Retype the entries below without any change.

- **Provided records**
:::

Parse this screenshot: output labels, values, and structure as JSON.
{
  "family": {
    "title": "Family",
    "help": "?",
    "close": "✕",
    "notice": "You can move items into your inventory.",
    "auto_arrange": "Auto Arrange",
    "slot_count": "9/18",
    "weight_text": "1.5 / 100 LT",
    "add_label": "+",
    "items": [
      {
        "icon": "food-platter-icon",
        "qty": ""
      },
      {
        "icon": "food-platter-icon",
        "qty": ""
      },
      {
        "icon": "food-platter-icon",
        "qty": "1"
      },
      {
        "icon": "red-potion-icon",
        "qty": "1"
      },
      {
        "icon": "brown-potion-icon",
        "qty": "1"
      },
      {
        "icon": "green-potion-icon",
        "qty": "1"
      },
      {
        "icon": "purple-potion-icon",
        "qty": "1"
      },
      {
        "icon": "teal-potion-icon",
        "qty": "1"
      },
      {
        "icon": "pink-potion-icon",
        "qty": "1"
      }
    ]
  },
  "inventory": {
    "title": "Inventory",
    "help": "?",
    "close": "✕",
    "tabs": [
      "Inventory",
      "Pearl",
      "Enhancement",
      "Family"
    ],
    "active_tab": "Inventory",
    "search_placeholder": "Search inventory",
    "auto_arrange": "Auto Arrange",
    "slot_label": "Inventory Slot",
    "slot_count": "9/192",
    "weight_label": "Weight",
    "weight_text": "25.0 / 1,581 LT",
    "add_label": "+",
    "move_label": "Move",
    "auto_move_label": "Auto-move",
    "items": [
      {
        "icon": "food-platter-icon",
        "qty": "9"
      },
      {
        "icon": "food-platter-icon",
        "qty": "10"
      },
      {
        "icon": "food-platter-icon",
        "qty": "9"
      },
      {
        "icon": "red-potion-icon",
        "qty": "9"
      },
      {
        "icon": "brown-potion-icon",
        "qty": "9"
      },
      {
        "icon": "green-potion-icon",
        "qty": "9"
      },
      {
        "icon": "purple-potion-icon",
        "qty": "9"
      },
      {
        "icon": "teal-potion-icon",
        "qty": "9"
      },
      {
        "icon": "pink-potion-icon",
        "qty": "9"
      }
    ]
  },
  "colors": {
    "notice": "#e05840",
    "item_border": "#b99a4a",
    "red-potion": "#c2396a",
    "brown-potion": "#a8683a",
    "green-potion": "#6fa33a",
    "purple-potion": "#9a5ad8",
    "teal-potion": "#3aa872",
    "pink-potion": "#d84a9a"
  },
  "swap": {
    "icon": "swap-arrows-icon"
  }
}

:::

- **Worked solution**
Parse this screenshot: output labels, values, and structure as JSON.
{
  "family": {
    "title": "Family",
    "help": "?",
    "close": "✕",
    "notice": "You can move items into your inventory.",
    "auto_arrange": "Auto Arrange",
    "slot_count": "9/18",
    "weight_text": "1.5 / 100 LT",
    "add_label": "+",
    "items": [
      {
        "icon": "food-platter-icon",
        "qty": ""
      },
      {
        "icon": "food-platter-icon",
        "qty": ""
      },
      {
        "icon": "food-platter-icon",
        "qty": "1"
      },
      {
        "icon": "red-potion-icon",
        "qty": "1"
      },
      {
        "icon": "brown-potion-icon",
        "qty": "1"
      },
      {
        "icon": "green-potion-icon",
        "qty": "1"
      },
      {
        "icon": "purple-potion-icon",
        "qty": "1"
      },
      {
        "icon": "teal-potion-icon",
        "qty": "1"
      },
      {
        "icon": "pink-potion-icon",
        "qty": "1"
      }
    ]
  },
  "inventory": {
    "title": "Inventory",
    "help": "?",
    "close": "✕",
    "tabs": [
      "Inventory",
      "Pearl",
      "Enhancement",
      "Family"
    ],
    "active_tab": "Inventory",
    "search_placeholder": "Search inventory",
    "auto_arrange": "Auto Arrange",
    "slot_label": "Inventory Slot",
    "slot_count": "9/192",
    "weight_label": "Weight",
    "weight_text": "25.0 / 1,581 LT",
    "add_label": "+",
    "move_label": "Move",
    "auto_move_label": "Auto-move",
    "items": [
      {
        "icon": "food-platter-icon",
        "qty": "9"
      },
      {
        "icon": "food-platter-icon",
        "qty": "10"
      },
      {
        "icon": "food-platter-icon",
        "qty": "9"
      },
      {
        "icon": "red-potion-icon",
        "qty": "9"
      },
      {
        "icon": "brown-potion-icon",
        "qty": "9"
      },
      {
        "icon": "green-potion-icon",
        "qty": "9"
      },
      {
        "icon": "purple-potion-icon",
        "qty": "9"
      },
      {
        "icon": "teal-potion-icon",
        "qty": "9"
      },
      {
        "icon": "pink-potion-icon",
        "qty": "9"
      }
    ]
  },
  "colors": {
    "notice": "#e05840",
    "item_border": "#b99a4a",
    "red-potion": "#c2396a",
    "brown-potion": "#a8683a",
    "green-potion": "#6fa33a",
    "purple-potion": "#9a5ad8",
    "teal-potion": "#3aa872",
    "pink-potion": "#d84a9a"
  },
  "swap": {
    "icon": "swap-arrows-icon"
  }
}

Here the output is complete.